■ **What the task requires**: Starting from the first line, set down the entire listing exactly.

________________________

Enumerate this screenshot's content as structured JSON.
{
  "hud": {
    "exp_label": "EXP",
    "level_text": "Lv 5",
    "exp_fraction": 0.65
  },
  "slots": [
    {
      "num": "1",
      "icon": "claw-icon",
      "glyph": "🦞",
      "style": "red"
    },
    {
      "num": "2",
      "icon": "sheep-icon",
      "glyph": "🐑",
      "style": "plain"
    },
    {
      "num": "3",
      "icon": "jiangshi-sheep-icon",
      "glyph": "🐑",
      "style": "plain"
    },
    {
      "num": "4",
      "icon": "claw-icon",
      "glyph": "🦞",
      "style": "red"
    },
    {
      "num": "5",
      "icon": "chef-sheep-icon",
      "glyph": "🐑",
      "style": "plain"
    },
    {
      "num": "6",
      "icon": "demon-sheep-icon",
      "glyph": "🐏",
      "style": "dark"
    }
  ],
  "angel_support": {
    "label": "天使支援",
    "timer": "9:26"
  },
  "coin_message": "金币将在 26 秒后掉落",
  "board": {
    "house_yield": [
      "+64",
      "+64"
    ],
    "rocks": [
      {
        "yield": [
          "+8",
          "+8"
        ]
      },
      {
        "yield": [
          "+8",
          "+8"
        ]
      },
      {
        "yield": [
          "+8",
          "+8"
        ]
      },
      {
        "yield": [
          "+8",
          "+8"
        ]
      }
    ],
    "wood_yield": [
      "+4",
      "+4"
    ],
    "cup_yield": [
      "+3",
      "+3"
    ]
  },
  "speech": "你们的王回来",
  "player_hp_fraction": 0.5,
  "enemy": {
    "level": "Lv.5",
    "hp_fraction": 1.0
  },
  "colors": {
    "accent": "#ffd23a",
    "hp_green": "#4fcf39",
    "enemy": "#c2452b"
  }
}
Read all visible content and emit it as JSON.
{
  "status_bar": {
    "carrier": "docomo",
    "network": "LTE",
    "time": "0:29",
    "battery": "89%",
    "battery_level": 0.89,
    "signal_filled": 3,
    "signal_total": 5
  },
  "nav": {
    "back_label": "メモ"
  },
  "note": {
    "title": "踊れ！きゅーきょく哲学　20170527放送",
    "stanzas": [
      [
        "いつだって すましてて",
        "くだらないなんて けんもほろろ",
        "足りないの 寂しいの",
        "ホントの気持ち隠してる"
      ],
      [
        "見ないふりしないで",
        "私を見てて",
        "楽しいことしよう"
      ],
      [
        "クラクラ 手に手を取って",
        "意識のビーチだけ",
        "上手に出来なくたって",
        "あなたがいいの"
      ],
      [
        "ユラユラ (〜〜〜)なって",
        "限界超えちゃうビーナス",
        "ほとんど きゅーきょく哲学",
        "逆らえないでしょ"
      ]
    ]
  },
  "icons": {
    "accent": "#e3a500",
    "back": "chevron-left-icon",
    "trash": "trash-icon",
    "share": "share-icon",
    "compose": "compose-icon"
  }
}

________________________

■ **Answer to this problem**:
Enumerate this screenshot's content as structured JSON.
{
  "hud": {
    "exp_label": "EXP",
    "level_text": "Lv 5",
    "exp_fraction": 0.65
  },
  "slots": [
    {
      "num": "1",
      "icon": "claw-icon",
      "glyph": "🦞",
      "style": "red"
    },
    {
      "num": "2",
      "icon": "sheep-icon",
      "glyph": "🐑",
      "style": "plain"
    },
    {
      "num": "3",
      "icon": "jiangshi-sheep-icon",
      "glyph": "🐑",
      "style": "plain"
    },
    {
      "num": "4",
      "icon": "claw-icon",
      "glyph": "🦞",
      "style": "red"
    },
    {
      "num": "5",
      "icon": "chef-sheep-icon",
      "glyph": "🐑",
      "style": "plain"
    },
    {
      "num": "6",
      "icon": "demon-sheep-icon",
      "glyph": "🐏",
      "style": "dark"
    }
  ],
  "angel_support": {
    "label": "天使支援",
    "timer": "9:26"
  },
  "coin_message": "金币将在 26 秒后掉落",
  "board": {
    "house_yield": [
      "+64",
      "+64"
    ],
    "rocks": [
      {
        "yield": [
          "+8",
          "+8"
        ]
      },
      {
        "yield": [
          "+8",
          "+8"
        ]
      },
      {
        "yield": [
          "+8",
          "+8"
        ]
      },
      {
        "yield": [
          "+8",
          "+8"
        ]
      }
    ],
    "wood_yield": [
      "+4",
      "+4"
    ],
    "cup_yield": [
      "+3",
      "+3"
    ]
  },
  "speech": "你们的王回来",
  "player_hp_fraction": 0.5,
  "enemy": {
    "level": "Lv.5",
    "hp_fraction": 1.0
  },
  "colors": {
    "accent": "#ffd23a",
    "hp_green": "#4fcf39",
    "enemy": "#c2452b"
  }
}
Read all visible content and emit it as JSON.
{
  "status_bar": {
    "carrier": "docomo",
    "network": "LTE",
    "time": "0:29",
    "battery": "89%",
    "battery_level": 0.89,
    "signal_filled": 3,
    "signal_total": 5
  },
  "nav": {
    "back_label": "メモ"
  },
  "note": {
    "title": "踊れ！きゅーきょく哲学　20170527放送",
    "stanzas": [
      [
        "いつだって すましてて",
        "くだらないなんて けんもほろろ",
        "足りないの 寂しいの",
        "ホントの気持ち隠してる"
      ],
      [
        "見ないふりしないで",
        "私を見てて",
        "楽しいことしよう"
      ],
      [
        "クラクラ 手に手を取って",
        "意識のビーチだけ",
        "上手に出来なくたって",
        "あなたがいいの"
      ],
      [
        "ユラユラ (〜〜〜)なって",
        "限界超えちゃうビーナス",
        "ほとんど きゅーきょく哲学",
        "逆らえないでしょ"
      ]
    ]
  },
  "icons": {
    "accent": "#e3a500",
    "back": "chevron-left-icon",
    "trash": "trash-icon",
    "share": "share-icon",
    "compose": "compose-icon"
  }
}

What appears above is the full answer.